● Your goal
Exactly one number should make up the answer: how many lines of the listing contain the string "module".

>>

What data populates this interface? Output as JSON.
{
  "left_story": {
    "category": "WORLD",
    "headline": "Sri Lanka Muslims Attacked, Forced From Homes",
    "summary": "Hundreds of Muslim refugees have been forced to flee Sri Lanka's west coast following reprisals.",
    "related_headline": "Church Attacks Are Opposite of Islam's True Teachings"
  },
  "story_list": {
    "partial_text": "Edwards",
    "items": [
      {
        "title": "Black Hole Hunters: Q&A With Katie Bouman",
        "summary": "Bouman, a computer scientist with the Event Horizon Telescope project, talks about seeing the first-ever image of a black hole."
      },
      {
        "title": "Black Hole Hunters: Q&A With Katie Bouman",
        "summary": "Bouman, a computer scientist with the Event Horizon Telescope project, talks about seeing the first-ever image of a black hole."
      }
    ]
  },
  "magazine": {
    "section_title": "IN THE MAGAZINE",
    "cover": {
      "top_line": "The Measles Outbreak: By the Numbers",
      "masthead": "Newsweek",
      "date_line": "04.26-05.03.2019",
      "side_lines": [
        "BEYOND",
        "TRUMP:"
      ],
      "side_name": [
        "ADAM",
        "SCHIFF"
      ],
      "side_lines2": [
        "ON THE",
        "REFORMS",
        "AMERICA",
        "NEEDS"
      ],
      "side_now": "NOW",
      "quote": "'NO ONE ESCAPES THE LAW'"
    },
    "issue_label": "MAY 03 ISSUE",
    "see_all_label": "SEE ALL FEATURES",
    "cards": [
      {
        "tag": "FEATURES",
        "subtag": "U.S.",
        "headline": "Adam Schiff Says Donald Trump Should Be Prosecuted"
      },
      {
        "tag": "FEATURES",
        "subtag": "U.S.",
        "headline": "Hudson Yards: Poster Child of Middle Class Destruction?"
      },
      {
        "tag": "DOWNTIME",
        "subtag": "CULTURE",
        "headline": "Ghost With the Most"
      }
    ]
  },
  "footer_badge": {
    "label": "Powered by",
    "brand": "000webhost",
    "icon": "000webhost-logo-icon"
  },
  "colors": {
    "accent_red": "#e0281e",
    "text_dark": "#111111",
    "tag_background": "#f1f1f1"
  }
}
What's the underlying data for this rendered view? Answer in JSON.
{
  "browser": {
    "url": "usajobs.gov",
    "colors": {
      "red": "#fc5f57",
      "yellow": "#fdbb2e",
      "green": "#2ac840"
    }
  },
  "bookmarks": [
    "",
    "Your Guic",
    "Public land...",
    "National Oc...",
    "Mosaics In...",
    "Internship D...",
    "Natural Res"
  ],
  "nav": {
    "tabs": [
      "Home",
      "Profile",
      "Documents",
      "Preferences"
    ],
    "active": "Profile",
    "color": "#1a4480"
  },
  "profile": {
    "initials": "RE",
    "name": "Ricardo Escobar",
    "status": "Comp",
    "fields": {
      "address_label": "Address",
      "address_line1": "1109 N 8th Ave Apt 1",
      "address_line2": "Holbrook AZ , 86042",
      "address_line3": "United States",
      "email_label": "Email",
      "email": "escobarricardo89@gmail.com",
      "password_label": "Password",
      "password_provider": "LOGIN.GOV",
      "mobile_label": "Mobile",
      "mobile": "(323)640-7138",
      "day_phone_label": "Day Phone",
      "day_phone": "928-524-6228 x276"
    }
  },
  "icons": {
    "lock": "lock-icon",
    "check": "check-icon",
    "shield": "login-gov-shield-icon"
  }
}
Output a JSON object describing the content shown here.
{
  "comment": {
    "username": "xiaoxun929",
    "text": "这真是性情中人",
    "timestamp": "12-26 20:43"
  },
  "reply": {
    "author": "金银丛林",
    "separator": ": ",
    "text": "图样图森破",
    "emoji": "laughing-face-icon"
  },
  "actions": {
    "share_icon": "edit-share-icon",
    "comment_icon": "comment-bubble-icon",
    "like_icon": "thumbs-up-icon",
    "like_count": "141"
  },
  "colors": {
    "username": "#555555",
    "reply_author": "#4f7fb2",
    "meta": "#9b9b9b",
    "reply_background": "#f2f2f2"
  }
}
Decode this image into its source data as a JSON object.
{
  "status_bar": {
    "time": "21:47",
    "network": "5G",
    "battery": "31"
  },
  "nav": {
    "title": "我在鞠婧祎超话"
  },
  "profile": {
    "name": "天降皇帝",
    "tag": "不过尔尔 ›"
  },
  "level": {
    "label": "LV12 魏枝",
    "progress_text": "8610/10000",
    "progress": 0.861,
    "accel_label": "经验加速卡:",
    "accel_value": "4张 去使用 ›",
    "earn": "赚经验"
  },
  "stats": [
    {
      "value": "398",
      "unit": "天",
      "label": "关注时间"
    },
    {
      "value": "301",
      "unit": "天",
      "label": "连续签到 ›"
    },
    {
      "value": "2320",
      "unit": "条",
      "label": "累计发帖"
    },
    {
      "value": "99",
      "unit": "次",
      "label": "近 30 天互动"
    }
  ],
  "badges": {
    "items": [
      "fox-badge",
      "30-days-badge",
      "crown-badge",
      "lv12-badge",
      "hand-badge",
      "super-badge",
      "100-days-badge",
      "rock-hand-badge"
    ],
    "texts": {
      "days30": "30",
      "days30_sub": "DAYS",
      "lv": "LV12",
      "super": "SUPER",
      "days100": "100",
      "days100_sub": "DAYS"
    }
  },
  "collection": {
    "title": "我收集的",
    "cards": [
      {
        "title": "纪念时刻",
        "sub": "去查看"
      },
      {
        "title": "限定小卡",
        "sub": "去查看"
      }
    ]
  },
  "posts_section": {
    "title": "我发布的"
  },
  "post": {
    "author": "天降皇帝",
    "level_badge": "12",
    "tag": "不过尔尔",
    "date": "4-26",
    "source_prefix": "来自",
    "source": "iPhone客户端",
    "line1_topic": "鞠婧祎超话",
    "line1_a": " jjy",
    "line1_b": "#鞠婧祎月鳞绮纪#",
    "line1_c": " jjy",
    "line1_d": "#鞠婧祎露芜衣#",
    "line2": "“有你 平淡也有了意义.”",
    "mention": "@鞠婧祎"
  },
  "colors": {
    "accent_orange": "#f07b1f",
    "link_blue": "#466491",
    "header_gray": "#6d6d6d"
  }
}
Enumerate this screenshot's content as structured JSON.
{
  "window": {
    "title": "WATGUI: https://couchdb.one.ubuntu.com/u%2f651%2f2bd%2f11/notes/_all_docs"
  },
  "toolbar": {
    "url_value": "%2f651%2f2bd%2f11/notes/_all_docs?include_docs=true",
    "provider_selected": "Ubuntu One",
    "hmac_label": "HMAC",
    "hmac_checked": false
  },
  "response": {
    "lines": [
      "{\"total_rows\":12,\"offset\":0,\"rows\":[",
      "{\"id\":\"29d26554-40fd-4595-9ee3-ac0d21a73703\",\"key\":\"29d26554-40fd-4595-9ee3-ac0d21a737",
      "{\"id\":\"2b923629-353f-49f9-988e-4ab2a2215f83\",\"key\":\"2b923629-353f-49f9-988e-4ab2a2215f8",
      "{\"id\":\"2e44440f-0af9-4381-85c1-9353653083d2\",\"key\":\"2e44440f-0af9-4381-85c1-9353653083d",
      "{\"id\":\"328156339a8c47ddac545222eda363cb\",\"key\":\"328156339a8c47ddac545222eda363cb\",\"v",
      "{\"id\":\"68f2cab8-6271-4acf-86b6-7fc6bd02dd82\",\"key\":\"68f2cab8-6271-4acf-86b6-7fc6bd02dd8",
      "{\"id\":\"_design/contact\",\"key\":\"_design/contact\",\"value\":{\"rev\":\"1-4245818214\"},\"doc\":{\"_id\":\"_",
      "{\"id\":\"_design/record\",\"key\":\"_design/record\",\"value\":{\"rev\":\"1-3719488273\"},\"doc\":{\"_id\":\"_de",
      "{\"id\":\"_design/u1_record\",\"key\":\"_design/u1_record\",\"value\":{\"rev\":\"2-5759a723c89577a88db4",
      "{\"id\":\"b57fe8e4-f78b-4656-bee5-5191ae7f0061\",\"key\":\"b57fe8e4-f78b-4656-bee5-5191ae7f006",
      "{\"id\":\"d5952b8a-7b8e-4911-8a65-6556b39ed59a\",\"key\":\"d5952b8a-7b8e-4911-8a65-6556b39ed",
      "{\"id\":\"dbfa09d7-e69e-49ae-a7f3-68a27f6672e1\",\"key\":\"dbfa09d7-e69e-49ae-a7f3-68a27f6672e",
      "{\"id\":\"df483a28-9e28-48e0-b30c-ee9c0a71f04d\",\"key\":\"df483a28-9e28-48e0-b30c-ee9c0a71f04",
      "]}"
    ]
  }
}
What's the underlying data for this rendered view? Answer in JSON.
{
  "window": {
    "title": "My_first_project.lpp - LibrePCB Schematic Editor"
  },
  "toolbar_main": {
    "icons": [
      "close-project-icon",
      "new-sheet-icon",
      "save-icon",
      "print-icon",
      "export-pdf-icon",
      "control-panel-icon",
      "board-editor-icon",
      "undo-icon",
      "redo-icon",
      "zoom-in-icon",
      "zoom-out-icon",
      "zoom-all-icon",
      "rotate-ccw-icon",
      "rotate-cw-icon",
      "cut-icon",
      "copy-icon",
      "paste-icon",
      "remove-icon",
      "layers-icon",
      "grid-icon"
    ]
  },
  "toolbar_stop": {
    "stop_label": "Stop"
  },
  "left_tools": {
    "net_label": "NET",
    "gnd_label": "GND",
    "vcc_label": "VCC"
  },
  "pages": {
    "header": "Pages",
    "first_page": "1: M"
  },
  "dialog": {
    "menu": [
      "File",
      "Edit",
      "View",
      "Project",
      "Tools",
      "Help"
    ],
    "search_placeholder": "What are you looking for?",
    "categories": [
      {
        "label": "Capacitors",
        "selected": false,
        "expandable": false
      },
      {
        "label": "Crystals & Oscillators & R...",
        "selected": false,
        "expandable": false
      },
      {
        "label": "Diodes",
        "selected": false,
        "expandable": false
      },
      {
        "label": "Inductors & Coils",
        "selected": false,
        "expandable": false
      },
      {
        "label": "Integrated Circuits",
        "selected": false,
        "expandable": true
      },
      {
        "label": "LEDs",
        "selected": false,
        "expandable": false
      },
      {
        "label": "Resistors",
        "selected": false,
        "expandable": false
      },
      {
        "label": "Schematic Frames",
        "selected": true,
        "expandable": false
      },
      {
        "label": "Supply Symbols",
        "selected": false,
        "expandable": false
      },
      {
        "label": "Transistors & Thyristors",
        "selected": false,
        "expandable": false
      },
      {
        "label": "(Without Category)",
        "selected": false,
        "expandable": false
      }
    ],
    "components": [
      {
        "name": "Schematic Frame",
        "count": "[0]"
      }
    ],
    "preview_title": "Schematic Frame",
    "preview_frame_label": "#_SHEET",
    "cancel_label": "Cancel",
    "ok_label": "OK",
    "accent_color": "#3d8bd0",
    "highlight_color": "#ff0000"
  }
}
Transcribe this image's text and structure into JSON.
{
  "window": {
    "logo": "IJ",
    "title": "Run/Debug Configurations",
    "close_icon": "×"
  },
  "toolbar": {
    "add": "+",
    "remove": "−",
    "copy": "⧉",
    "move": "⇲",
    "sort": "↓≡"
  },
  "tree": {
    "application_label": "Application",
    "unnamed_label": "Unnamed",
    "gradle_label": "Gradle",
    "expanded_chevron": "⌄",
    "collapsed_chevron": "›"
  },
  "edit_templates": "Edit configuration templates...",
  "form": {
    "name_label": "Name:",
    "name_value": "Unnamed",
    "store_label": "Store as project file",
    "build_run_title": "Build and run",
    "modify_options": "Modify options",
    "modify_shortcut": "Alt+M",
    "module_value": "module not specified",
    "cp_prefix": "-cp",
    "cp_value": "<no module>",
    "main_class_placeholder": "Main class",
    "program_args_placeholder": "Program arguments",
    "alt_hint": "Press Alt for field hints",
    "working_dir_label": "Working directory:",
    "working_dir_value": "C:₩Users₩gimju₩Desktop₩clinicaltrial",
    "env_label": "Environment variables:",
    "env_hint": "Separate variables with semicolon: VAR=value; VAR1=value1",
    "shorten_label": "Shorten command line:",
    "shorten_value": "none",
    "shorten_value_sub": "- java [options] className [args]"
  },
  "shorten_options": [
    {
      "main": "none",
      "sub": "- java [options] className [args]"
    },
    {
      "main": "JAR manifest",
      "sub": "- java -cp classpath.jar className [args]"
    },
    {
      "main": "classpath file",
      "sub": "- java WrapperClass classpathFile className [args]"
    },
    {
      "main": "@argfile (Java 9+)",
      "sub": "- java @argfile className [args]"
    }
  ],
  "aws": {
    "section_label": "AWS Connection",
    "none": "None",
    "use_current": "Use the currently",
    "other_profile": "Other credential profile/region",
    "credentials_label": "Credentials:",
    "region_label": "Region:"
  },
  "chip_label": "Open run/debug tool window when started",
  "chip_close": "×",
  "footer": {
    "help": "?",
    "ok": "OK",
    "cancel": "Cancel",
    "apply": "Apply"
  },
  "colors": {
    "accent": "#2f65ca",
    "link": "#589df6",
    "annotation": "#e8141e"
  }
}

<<

● Solution for this task
2